With the younger students, they have been pumped to play ‘Keepy Uppy’, a game made famous by the ‘Bluey’ cartoon show. However, the fun doesn’t stop there, as touched on previously, they can also use the balloons for striking, for working on ‘tracking’ with their eyes, or can be used to provide a stimulus for cooperative gameplay.
The balloons have also been a hit with Year 3 students, who I find are often really keen to play games, but lack the skills to play a full-blown match. Based upon this, modified ‘Volleyball’, with the use of a balloon, has been a great tool to have the students experience a game, use and gain a greater understanding of tactics and strategies and develop their skills, in a friendly and differentiated manner.
I must say though, something that must be considered when throwing balloons into your program is some due diligence on allergies within your school. Obviously, balloons can be an allergen for some students and therefore I strongly encourage anyone that is considering the use of balloons within their program, ensure that there are no students within the school that may have an allergic reaction to them.

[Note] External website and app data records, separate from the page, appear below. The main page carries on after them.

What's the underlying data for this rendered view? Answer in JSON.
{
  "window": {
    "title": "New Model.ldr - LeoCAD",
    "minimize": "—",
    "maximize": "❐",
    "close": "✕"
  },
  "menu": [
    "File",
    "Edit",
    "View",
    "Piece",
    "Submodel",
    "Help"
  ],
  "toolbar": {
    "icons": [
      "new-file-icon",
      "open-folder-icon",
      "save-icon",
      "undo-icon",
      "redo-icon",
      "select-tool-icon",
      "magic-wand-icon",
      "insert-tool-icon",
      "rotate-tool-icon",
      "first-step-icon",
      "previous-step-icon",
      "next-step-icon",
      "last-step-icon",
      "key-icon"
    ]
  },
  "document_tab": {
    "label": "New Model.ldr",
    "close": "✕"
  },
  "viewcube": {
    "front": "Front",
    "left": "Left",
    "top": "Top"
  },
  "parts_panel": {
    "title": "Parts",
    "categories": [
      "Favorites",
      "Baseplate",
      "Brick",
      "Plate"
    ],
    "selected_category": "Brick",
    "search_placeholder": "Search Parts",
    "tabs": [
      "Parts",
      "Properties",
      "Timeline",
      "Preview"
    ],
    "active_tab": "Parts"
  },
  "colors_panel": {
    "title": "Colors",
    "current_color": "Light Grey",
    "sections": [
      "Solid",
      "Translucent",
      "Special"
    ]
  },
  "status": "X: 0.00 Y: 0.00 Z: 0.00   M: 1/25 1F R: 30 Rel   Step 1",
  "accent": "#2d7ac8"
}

Similarly to the above, I have found that there are some students that are very apprehensive about the use of balloons. Based upon this, it is essential to ensure that you make all students feel safe within the environment, which may be done by cautioning all students on the appropriate use of balloons around others (eg. not deliberately popping them) or offering a different activity or piece of equipment in order to complete the same activity.
While keeping the above in mind, I believe balloons can be an absolute asset to your lessons and program. After discovering this for myself, I decided to share my success on Twitter, which led to even more great suggestions about alternative pieces of equipment that can be used within PE. If you check out the Twitter thread below, there are some wonderful ideas that you can also use.
I know I am running the risk here of being late to a party that everyone else arrived at long ago, however, if you’re like me and just discovering the use of balloons in PE, you’re set to have some fun!